◆ Provided records ◆
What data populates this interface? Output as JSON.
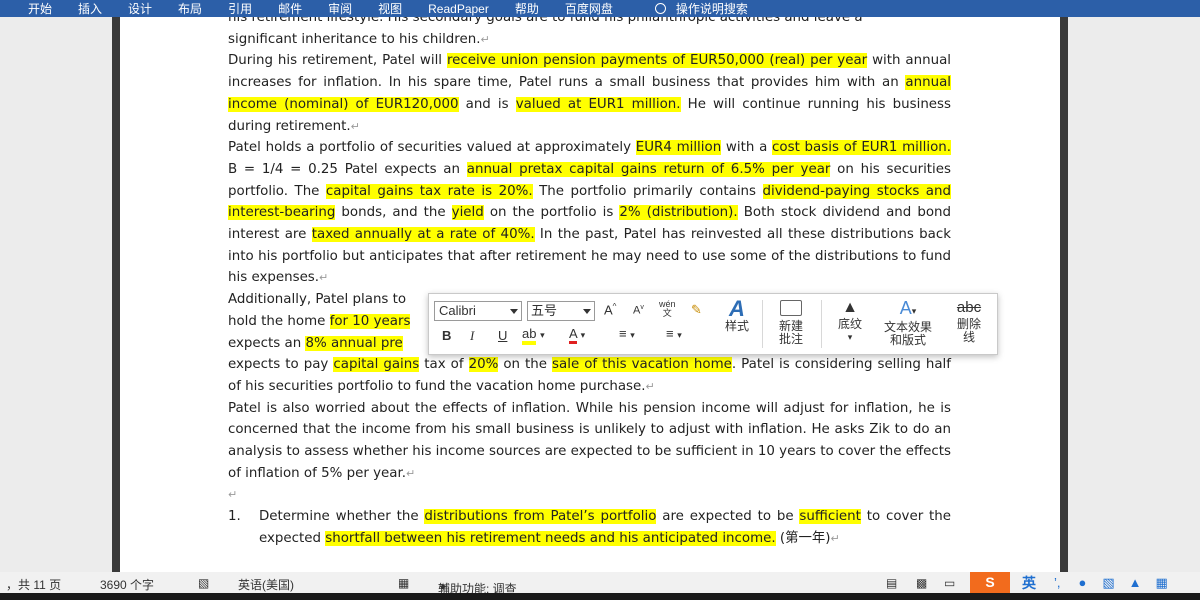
{
  "ribbon": {
    "tabs": [
      "开始",
      "插入",
      "设计",
      "布局",
      "引用",
      "邮件",
      "审阅",
      "视图",
      "ReadPaper",
      "帮助",
      "百度网盘"
    ],
    "search_label": "操作说明搜索"
  },
  "document": {
    "line_top": "his retirement lifestyle. His secondary goals are to fund his philanthropic activities and leave a",
    "p1_end": "significant inheritance to his children.",
    "p2": {
      "a": "During his retirement, Patel will ",
      "h1": "receive union pension payments of EUR50,000 (real) per year",
      "b": " with annual increases for inflation. In his spare time, Patel runs a small business that provides him with an ",
      "h2": "annual income (nominal) of EUR120,000",
      "c": " and is ",
      "h3": "valued at EUR1 million.",
      "d": " He will continue running his business during retirement."
    },
    "p3": {
      "a": "Patel holds a portfolio of securities valued at approximately ",
      "h1": "EUR4 million",
      "b": " with a ",
      "h2": "cost basis of EUR1 million.",
      "c": " B = 1/4 = 0.25 Patel expects an ",
      "h3": "annual pretax capital gains return of 6.5% per year",
      "d": " on his securities portfolio. The ",
      "h4": "capital gains tax rate is 20%.",
      "e": " The portfolio primarily contains ",
      "h5": "dividend-paying stocks and interest-bearing",
      "f": " bonds, and the ",
      "h6": "yield",
      "g": " on the portfolio is ",
      "h7": "2% (distribution).",
      "h": " Both stock dividend and bond interest are ",
      "h8": "taxed annually at a rate of 40%.",
      "i": " In the past, Patel has reinvested all these distributions back into his portfolio but anticipates that after retirement he may need to use some of the distributions to fund his expenses."
    },
    "p4": {
      "l1": "Additionally, Patel plans to",
      "l2a": "hold the home ",
      "l2h": "for 10 years",
      "l3a": "expects an ",
      "l3h": "8% annual pre",
      "l4a": "expects to pay ",
      "l4h1": "capital gains",
      "l4b": " tax of ",
      "l4h2": "20%",
      "l4c": " on the ",
      "l4h3": "sale of this vacation home",
      "l4d": ". Patel is considering selling half of his securities portfolio to fund the vacation home purchase."
    },
    "p5": "Patel is also worried about the effects of inflation. While his pension income will adjust for inflation, he is concerned that the income from his small business is unlikely to adjust with inflation. He asks Zik to do an analysis to assess whether his income sources are expected to be sufficient in 10 years to cover the effects of inflation of 5% per year.",
    "q1": {
      "num": "1.",
      "a": "Determine whether the ",
      "h1": "distributions from Patel’s portfolio",
      "b": " are expected to be ",
      "h2": "sufficient",
      "c": " to cover the expected ",
      "h3": "shortfall between his retirement needs and his anticipated income.",
      "d": " (第一年)"
    },
    "para_mark": "↵"
  },
  "mini_toolbar": {
    "font": "Calibri",
    "size": "五号",
    "grow": "A",
    "shrink": "A",
    "pinyin": "wén",
    "bold": "B",
    "italic": "I",
    "underline": "U",
    "styles_label": "样式",
    "new_comment_l1": "新建",
    "new_comment_l2": "批注",
    "shading_label": "底纹",
    "text_effects_l1": "文本效果",
    "text_effects_l2": "和版式",
    "strike_label_l1": "删除",
    "strike_label_l2": "线",
    "strike_glyph": "abc"
  },
  "status_bar": {
    "pages": "，共 11 页",
    "words": "3690 个字",
    "language": "英语(美国)",
    "accessibility": "辅助功能: 调查",
    "ime_lang": "英"
  },
  "colors": {
    "ribbon": "#2c5fa8",
    "highlight": "#ffff00",
    "font_red": "#e02020",
    "ime_orange": "#f26b1d",
    "tray_blue": "#1f6fd0"
  }
}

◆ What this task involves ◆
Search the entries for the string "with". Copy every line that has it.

◆ Task answer ◆
      "b": " with annual increases for inflation. In his spare time, Patel runs a small business that provides him with an ",
      "b": " with a ",
    "p5": "Patel is also worried about the effects of inflation. While his pension income will adjust for inflation, he is concerned that the income from his small business is unlikely to adjust with inflation. He asks Zik to do an analysis to assess whether his income sources are expected to be sufficient in 10 years to cover the effects of inflation of 5% per year.",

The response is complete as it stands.